Brief - Every line in the records below that holds the word "comment" is to be copied.

┌────────

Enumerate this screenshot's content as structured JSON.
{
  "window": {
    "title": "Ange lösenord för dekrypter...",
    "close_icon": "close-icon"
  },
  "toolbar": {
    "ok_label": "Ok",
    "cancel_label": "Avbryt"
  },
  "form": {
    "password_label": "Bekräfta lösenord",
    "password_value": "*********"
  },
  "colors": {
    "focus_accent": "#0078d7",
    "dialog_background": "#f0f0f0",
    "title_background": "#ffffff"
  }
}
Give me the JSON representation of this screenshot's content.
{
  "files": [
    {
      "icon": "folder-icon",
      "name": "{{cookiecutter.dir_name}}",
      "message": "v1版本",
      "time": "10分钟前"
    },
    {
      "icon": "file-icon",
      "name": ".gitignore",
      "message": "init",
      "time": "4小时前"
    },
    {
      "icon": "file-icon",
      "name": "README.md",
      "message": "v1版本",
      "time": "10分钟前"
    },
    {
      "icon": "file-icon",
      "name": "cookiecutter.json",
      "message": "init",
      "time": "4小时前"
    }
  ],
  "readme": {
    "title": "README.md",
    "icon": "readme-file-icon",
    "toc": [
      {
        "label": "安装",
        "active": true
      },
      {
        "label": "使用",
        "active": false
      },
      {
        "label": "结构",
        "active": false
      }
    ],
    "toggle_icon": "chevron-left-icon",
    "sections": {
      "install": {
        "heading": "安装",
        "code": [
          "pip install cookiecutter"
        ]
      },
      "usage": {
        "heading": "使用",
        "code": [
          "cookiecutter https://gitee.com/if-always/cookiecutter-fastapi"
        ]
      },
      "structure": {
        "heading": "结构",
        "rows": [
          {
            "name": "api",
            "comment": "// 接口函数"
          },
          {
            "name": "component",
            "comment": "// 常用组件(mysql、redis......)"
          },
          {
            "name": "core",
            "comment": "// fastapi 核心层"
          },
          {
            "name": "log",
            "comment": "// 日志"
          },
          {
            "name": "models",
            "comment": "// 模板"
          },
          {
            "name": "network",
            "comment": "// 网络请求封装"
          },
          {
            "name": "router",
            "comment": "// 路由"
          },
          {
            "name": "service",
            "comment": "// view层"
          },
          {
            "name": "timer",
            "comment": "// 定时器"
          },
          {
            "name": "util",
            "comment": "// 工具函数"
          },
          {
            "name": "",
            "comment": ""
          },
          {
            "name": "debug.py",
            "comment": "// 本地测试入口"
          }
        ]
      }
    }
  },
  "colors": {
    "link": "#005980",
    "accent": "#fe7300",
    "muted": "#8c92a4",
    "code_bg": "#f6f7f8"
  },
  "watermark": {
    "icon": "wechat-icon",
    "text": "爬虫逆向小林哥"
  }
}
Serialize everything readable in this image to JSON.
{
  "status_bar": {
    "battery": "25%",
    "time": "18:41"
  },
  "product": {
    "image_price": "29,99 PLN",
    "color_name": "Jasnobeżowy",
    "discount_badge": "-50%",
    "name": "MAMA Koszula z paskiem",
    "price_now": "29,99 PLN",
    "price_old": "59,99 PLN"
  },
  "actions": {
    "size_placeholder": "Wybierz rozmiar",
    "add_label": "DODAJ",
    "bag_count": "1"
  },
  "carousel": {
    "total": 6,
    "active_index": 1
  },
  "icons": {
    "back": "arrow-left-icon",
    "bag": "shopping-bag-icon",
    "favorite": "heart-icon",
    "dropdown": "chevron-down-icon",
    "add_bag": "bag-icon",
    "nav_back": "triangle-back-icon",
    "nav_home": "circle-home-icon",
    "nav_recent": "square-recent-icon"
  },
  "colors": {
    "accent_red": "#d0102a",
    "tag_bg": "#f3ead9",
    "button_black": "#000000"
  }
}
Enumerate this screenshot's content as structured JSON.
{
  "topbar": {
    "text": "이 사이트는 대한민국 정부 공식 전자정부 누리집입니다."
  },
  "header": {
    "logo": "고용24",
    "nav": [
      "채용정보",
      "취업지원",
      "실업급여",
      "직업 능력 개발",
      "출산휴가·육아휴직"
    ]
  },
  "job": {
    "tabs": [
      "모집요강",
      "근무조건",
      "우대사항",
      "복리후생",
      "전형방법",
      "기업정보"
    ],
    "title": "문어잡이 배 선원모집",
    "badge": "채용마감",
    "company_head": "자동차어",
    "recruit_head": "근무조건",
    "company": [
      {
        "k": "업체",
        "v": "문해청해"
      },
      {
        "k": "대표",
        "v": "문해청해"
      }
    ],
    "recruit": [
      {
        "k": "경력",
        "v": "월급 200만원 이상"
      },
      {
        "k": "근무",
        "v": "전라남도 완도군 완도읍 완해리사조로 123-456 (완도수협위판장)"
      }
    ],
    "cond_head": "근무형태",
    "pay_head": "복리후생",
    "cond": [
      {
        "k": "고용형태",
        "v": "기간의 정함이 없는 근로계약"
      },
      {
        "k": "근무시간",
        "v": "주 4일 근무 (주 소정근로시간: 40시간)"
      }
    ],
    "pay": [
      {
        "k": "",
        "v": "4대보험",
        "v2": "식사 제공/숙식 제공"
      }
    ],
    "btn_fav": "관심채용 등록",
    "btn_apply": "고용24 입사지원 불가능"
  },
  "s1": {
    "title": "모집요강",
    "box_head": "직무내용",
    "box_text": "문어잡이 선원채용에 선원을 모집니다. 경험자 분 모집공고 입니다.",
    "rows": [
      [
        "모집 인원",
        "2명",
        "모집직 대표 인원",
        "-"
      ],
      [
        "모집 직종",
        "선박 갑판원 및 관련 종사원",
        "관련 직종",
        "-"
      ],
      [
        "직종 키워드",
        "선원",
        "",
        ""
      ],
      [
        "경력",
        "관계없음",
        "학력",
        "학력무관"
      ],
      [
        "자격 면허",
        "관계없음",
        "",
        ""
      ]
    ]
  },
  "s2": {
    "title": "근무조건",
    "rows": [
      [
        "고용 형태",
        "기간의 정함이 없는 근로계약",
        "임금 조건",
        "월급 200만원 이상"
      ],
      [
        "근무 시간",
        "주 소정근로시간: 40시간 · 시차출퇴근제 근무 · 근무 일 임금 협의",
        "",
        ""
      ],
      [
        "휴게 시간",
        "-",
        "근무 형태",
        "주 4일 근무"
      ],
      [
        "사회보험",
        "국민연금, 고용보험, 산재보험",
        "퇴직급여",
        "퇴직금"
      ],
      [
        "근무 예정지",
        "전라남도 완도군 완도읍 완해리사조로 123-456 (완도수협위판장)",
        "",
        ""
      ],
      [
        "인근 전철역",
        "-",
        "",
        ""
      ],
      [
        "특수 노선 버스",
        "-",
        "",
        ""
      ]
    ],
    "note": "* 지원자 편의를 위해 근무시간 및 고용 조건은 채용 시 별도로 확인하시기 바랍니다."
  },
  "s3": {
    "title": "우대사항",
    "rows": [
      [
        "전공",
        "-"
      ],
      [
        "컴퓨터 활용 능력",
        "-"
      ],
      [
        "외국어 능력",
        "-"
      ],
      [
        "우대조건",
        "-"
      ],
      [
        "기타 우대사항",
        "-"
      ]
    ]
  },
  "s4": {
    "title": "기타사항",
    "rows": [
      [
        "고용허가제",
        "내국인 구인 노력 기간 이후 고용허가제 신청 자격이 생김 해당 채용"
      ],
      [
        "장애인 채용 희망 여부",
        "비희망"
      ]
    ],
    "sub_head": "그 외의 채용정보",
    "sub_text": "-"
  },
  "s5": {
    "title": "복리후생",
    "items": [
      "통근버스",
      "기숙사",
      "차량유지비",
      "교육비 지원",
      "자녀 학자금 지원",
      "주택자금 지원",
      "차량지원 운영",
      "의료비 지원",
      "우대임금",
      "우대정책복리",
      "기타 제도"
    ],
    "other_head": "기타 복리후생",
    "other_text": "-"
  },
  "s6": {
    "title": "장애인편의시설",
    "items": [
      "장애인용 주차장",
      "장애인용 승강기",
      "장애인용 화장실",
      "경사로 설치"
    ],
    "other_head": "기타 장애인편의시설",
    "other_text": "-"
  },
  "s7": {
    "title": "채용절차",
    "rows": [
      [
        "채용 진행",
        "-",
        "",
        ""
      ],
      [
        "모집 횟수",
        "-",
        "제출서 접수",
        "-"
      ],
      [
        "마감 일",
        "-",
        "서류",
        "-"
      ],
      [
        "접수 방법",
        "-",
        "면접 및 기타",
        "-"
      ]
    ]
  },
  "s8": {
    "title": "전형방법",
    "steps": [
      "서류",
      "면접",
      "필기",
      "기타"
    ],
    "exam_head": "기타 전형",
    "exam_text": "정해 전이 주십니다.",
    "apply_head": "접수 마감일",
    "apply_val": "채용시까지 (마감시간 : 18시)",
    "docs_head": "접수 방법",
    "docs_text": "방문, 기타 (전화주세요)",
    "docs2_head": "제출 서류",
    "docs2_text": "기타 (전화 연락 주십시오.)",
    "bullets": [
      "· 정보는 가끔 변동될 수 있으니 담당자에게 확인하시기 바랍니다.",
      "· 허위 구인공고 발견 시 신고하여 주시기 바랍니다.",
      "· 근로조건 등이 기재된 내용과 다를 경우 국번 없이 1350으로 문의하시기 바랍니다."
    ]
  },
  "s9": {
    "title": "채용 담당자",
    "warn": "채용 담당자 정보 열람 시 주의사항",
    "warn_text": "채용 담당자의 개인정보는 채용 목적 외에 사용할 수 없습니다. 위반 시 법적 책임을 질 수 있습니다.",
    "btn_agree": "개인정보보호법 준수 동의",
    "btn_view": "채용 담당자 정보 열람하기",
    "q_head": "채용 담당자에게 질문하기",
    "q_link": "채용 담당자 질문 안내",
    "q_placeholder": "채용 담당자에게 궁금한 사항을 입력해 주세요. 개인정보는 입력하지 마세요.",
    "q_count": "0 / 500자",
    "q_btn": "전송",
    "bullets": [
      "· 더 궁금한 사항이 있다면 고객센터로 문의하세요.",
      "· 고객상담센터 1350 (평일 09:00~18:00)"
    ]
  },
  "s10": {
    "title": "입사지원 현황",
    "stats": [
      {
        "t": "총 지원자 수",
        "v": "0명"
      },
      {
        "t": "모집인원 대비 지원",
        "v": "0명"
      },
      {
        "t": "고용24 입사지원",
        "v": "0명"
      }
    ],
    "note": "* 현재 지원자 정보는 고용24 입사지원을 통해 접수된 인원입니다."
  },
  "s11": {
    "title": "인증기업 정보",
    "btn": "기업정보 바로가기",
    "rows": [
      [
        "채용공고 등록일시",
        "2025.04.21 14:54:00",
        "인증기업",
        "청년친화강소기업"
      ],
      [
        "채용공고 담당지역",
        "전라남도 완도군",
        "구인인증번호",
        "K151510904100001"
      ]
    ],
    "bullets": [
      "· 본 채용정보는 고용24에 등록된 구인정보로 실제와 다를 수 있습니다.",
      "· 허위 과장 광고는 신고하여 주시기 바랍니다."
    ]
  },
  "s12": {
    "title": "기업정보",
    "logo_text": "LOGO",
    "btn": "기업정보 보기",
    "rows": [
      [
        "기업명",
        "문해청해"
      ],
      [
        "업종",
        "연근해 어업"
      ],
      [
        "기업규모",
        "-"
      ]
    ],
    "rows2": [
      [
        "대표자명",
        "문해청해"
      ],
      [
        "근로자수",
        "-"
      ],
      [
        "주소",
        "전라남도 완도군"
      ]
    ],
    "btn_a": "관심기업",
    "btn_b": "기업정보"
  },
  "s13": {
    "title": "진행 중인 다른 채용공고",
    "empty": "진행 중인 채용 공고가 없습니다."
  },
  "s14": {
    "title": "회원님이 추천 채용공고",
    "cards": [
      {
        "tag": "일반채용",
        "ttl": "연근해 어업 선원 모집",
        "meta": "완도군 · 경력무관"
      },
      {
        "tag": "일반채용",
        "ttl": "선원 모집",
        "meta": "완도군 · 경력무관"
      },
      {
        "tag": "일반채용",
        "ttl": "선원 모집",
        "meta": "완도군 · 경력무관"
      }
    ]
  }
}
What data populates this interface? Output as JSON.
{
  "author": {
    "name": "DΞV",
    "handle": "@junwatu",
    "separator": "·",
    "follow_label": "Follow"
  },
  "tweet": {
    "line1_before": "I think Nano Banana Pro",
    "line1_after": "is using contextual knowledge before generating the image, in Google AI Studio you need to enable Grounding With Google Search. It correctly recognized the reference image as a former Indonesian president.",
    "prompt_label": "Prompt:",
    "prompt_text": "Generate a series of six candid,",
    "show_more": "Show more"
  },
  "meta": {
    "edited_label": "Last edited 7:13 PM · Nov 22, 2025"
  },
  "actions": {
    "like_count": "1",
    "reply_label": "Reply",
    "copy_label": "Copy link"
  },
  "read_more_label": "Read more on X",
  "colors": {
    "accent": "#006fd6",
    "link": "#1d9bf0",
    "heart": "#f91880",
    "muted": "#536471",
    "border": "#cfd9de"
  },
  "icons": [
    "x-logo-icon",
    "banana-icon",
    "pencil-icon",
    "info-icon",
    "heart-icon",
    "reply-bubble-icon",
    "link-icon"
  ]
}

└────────

Solution to this exercise -
            "comment": "// 接口函数"
            "comment": "// 常用组件(mysql、redis......)"
            "comment": "// fastapi 核心层"
            "comment": "// 日志"
            "comment": "// 模板"
            "comment": "// 网络请求封装"
            "comment": "// 路由"
            "comment": "// view层"
            "comment": "// 定时器"
            "comment": "// 工具函数"
            "comment": ""
            "comment": "// 本地测试入口"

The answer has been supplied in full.